Sirc, Geoffrey. “Box-Logic.” Writing New Media: Theory and Applications for Expanding the Teaching of Composition. 2004. 111-146.
“True connection with one’s composition is when the work has a strong life in the writer, when it’s part of an on-going project, which means it continues growing, appearing in variant versions. Thus, no draft is ever finished, especially in the arbitrary scope of an academic semester.” (120).
“The refusal to allow text as open-ended, unscrewed-down box, instead rushing to impose on it the mild boredom of order, is a concern I have with much computers and writing scholarship today” (120).
“Arrangement of material and notational jottings is a desperately important compositional skill” (123).
“There’s something increasingly untenable about the integrated coherence of college essayist prose, in which the easy falseness of a unified resolution gets prized over the richer, more difficult, de facto text the world presents itself as. … Ceasura—the stylistic device most absent in our curricula” (123).
“With the essay displaced, our new classroom genre might best be called a diary journal repository laboratory, picture gallery, museum, sanctuary, observatory, key … inviting us to see things in a light in which we do not know them, but which turns out to be almost that one in which we have always hoped one day to see them bathed” (146).
While Sirc is not as direct in his pointed discussion of theory and practice here as he is in “Resisting Entropy,” this piece does communicate very clearly his seething disenchantment with what he perceives to be status quo composition pedagogy.
He nailed it. That was one of my initial reactions after a first-read (I have some other, more nuanced reactions, too, like what kind of disservice might we be doing to students with an avant-garde approach to composition, but first …) . When Sirc describes curricular projects as “middle-brow,” what I presume him to mean standard analytical college essays, I quietly wonder how many In today’s society essays I wrote as an undergrad, or, more to the point, in composition courses or other courses with a strong composition component.
Sirc uses the controlling metaphor of composition classroom as museum and bemoans the lackluster exhibits, and uninspired docents, he perceives as steering too many pedagogies.

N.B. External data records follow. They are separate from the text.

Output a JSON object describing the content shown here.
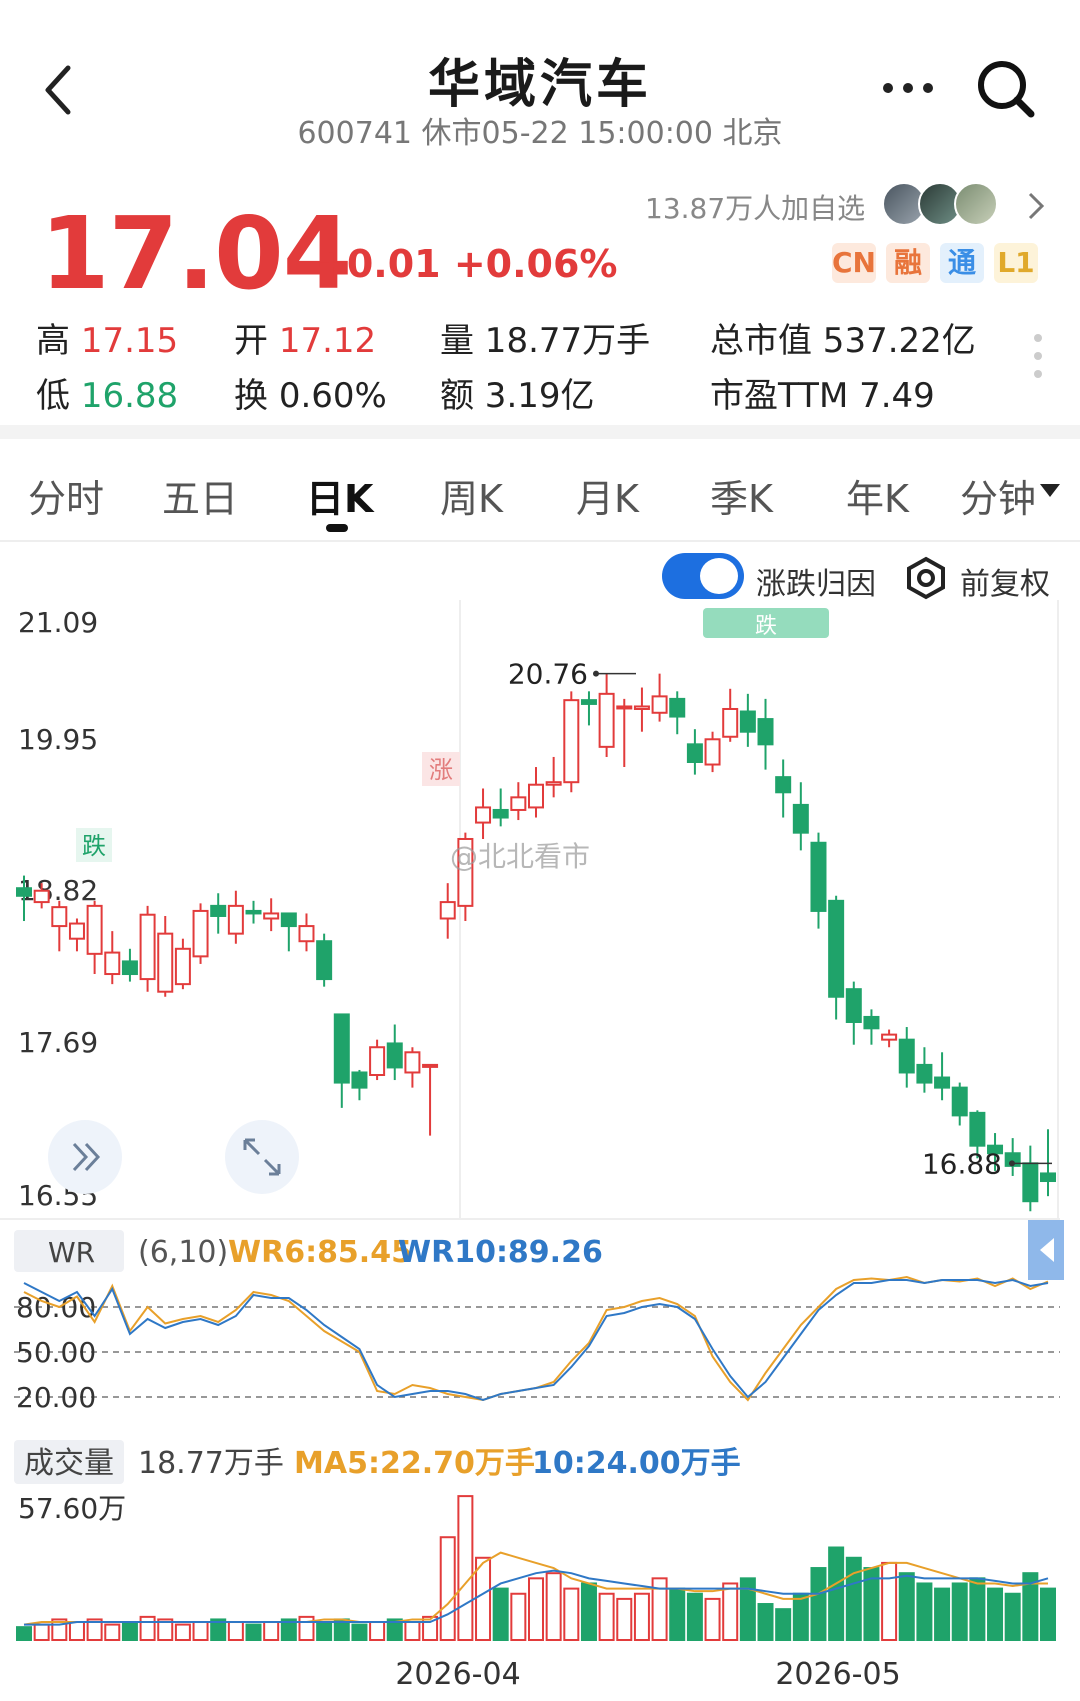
{
  "header": {
    "title": "华域汽车",
    "subtitle": "600741 休市05-22 15:00:00 北京"
  },
  "quote": {
    "price": "17.04",
    "change": "+0.01 +0.06%",
    "watchers": "13.87万人加自选",
    "tags": [
      {
        "label": "CN",
        "color": "#e8743b",
        "bg": "#fde9dd"
      },
      {
        "label": "融",
        "color": "#e8743b",
        "bg": "#fde9dd"
      },
      {
        "label": "通",
        "color": "#3a8ee6",
        "bg": "#e3f0fc"
      },
      {
        "label": "L1",
        "color": "#e0a92b",
        "bg": "#fdf3d9"
      }
    ],
    "stats": {
      "high_label": "高",
      "high_value": "17.15",
      "low_label": "低",
      "low_value": "16.88",
      "open_label": "开",
      "open_value": "17.12",
      "turnover_label": "换",
      "turnover_value": "0.60%",
      "volume": "量 18.77万手",
      "amount": "额 3.19亿",
      "mktcap": "总市值 537.22亿",
      "pe": "市盈TTM 7.49"
    }
  },
  "tabs": [
    "分时",
    "五日",
    "日K",
    "周K",
    "月K",
    "季K",
    "年K",
    "分钟"
  ],
  "chart_controls": {
    "attribution_label": "涨跌归因",
    "adjust_label": "前复权"
  },
  "kline": {
    "y_ticks": [
      "21.09",
      "19.95",
      "18.82",
      "17.69",
      "16.55"
    ],
    "high_marker": "20.76",
    "low_marker": "16.88",
    "up_badge": "涨",
    "down_badge": "跌",
    "down_badge2": "跌",
    "watermark": "@北北看市"
  },
  "wr": {
    "name": "WR",
    "params": "(6,10)",
    "wr6": "WR6:85.45",
    "wr10": "WR10:89.26",
    "levels": [
      "80.00",
      "50.00",
      "20.00"
    ]
  },
  "volume": {
    "name": "成交量",
    "value": "18.77万手",
    "ma5": "MA5:22.70万手",
    "ma10": "10:24.00万手",
    "max_label": "57.60万"
  },
  "x_dates": [
    "2026-04",
    "2026-05"
  ],
  "chart_data": {
    "type": "candlestick",
    "ylim": [
      16.55,
      21.09
    ],
    "candles": [
      [
        19.06,
        19.0,
        19.16,
        18.8
      ],
      [
        18.95,
        19.04,
        19.1,
        18.9
      ],
      [
        18.76,
        18.91,
        18.96,
        18.56
      ],
      [
        18.66,
        18.78,
        18.82,
        18.56
      ],
      [
        18.54,
        18.92,
        18.96,
        18.38
      ],
      [
        18.38,
        18.55,
        18.72,
        18.3
      ],
      [
        18.48,
        18.38,
        18.58,
        18.32
      ],
      [
        18.34,
        18.85,
        18.92,
        18.24
      ],
      [
        18.24,
        18.7,
        18.84,
        18.2
      ],
      [
        18.3,
        18.58,
        18.66,
        18.26
      ],
      [
        18.52,
        18.88,
        18.94,
        18.46
      ],
      [
        18.92,
        18.84,
        19.02,
        18.7
      ],
      [
        18.7,
        18.92,
        19.04,
        18.62
      ],
      [
        18.88,
        18.86,
        18.96,
        18.78
      ],
      [
        18.82,
        18.86,
        18.98,
        18.72
      ],
      [
        18.86,
        18.76,
        18.84,
        18.56
      ],
      [
        18.64,
        18.76,
        18.86,
        18.56
      ],
      [
        18.64,
        18.34,
        18.7,
        18.28
      ],
      [
        18.06,
        17.52,
        18.06,
        17.32
      ],
      [
        17.6,
        17.48,
        17.62,
        17.38
      ],
      [
        17.58,
        17.8,
        17.86,
        17.54
      ],
      [
        17.83,
        17.64,
        17.98,
        17.54
      ],
      [
        17.6,
        17.76,
        17.8,
        17.48
      ],
      [
        17.66,
        17.66,
        17.66,
        17.1
      ],
      [
        18.82,
        18.95,
        19.1,
        18.66
      ],
      [
        18.92,
        19.45,
        19.5,
        18.8
      ],
      [
        19.58,
        19.7,
        19.85,
        19.45
      ],
      [
        19.68,
        19.62,
        19.85,
        19.55
      ],
      [
        19.68,
        19.78,
        19.9,
        19.6
      ],
      [
        19.7,
        19.88,
        20.02,
        19.62
      ],
      [
        19.88,
        19.9,
        20.1,
        19.78
      ],
      [
        19.9,
        20.55,
        20.62,
        19.82
      ],
      [
        20.55,
        20.52,
        20.62,
        20.35
      ],
      [
        20.18,
        20.6,
        20.76,
        20.1
      ],
      [
        20.5,
        20.5,
        20.56,
        20.02
      ],
      [
        20.48,
        20.5,
        20.65,
        20.3
      ],
      [
        20.45,
        20.58,
        20.76,
        20.38
      ],
      [
        20.56,
        20.42,
        20.62,
        20.28
      ],
      [
        20.2,
        20.06,
        20.32,
        19.96
      ],
      [
        20.04,
        20.24,
        20.3,
        19.98
      ],
      [
        20.26,
        20.48,
        20.64,
        20.22
      ],
      [
        20.46,
        20.3,
        20.6,
        20.18
      ],
      [
        20.4,
        20.2,
        20.56,
        20.0
      ],
      [
        19.94,
        19.82,
        20.08,
        19.62
      ],
      [
        19.72,
        19.5,
        19.9,
        19.36
      ],
      [
        19.42,
        18.88,
        19.5,
        18.74
      ],
      [
        18.96,
        18.2,
        19.0,
        18.02
      ],
      [
        18.26,
        18.0,
        18.32,
        17.82
      ],
      [
        18.04,
        17.95,
        18.1,
        17.82
      ],
      [
        17.86,
        17.9,
        17.94,
        17.8
      ],
      [
        17.86,
        17.6,
        17.96,
        17.48
      ],
      [
        17.66,
        17.52,
        17.8,
        17.44
      ],
      [
        17.56,
        17.48,
        17.76,
        17.38
      ],
      [
        17.48,
        17.26,
        17.52,
        17.18
      ],
      [
        17.28,
        17.02,
        17.3,
        16.92
      ],
      [
        17.02,
        16.96,
        17.12,
        16.82
      ],
      [
        16.96,
        16.86,
        17.08,
        16.78
      ],
      [
        16.88,
        16.58,
        17.02,
        16.5
      ],
      [
        16.8,
        16.74,
        17.15,
        16.62
      ]
    ],
    "wr6": [
      12,
      18,
      22,
      15,
      32,
      8,
      38,
      22,
      33,
      30,
      28,
      32,
      24,
      12,
      14,
      18,
      28,
      38,
      45,
      52,
      78,
      80,
      74,
      76,
      80,
      82,
      84,
      80,
      78,
      76,
      72,
      58,
      46,
      24,
      22,
      18,
      16,
      20,
      28,
      55,
      72,
      84,
      66,
      50,
      34,
      22,
      10,
      4,
      3,
      4,
      2,
      6,
      4,
      5,
      3,
      8,
      3,
      10,
      5
    ],
    "wr10": [
      6,
      12,
      18,
      12,
      28,
      10,
      40,
      30,
      36,
      32,
      30,
      34,
      28,
      14,
      16,
      16,
      24,
      34,
      42,
      50,
      74,
      82,
      80,
      78,
      78,
      80,
      84,
      80,
      78,
      76,
      74,
      62,
      48,
      28,
      26,
      22,
      20,
      22,
      30,
      50,
      68,
      82,
      72,
      56,
      40,
      24,
      14,
      6,
      6,
      4,
      4,
      6,
      4,
      4,
      4,
      6,
      4,
      8,
      6
    ],
    "vol": [
      5,
      6,
      8,
      7,
      8,
      6,
      7,
      9,
      8,
      6,
      7,
      8,
      7,
      6,
      7,
      8,
      9,
      7,
      8,
      6,
      7,
      8,
      7,
      9,
      40,
      56,
      32,
      20,
      18,
      24,
      26,
      20,
      22,
      18,
      16,
      18,
      24,
      20,
      18,
      16,
      22,
      24,
      14,
      12,
      18,
      28,
      36,
      32,
      28,
      30,
      26,
      22,
      20,
      22,
      24,
      20,
      18,
      26,
      20
    ],
    "ma5": [
      6,
      7,
      7,
      7,
      7,
      7,
      7,
      7,
      7,
      7,
      7,
      7,
      7,
      7,
      7,
      7,
      7,
      8,
      8,
      7,
      7,
      7,
      8,
      8,
      14,
      22,
      30,
      34,
      32,
      30,
      28,
      24,
      22,
      20,
      20,
      20,
      20,
      20,
      19,
      19,
      20,
      20,
      18,
      16,
      16,
      18,
      22,
      26,
      28,
      30,
      30,
      28,
      26,
      24,
      22,
      22,
      21,
      22,
      22
    ],
    "ma10": [
      6,
      6,
      6,
      7,
      7,
      7,
      7,
      7,
      7,
      7,
      7,
      7,
      7,
      7,
      7,
      7,
      7,
      7,
      7,
      7,
      7,
      7,
      7,
      7,
      10,
      14,
      18,
      22,
      24,
      26,
      27,
      26,
      24,
      23,
      22,
      21,
      20,
      20,
      20,
      20,
      20,
      20,
      19,
      18,
      18,
      18,
      20,
      22,
      24,
      24,
      25,
      24,
      24,
      24,
      24,
      23,
      22,
      22,
      24
    ]
  }
}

Instead of (or perhaps in addition to–I’m not quite sure) the family-friendly, crowd safe exhibit (the self-contained, unified, nearly tautological college essay), Sirc craves and seeks to inject a healthy dose of the avant-garde into his classroom practice. He does this from a theoretical framework inspired by an artists aesthetic, Marcel Duchamp in the case of this text. Collage, Sirc argues, ceasura and association are dreadfully underutilized (barrenly absent, he seems to argue) techniques sadly neglected by compositionists.
I’m not sure if Sirc is ever explicit about speaking directly to FYC instructors, but it seems that readership is his primary audience here. And if it is, I wonder if part of what he is saying when he calls for more imaginative, experimental approaches to theory and practice is that FYC can act like a sort of survey course, instead of a course specializing in teaching students to write in one or two very specific modes (analytical/argumentative essay prose). I guess I’m thinking here of a PSYC 101 class. How might we think about an introductory psychology class that only focused on behaviorism and a handful of theorists like Skinner, Pavlov, or Watson. What would students be missing in a class like that? I suppose I take that away from this Sirc reading: What have I, and what are my students missing out on when my perspective of composition is limited to analytical expository or argumentative essay writing?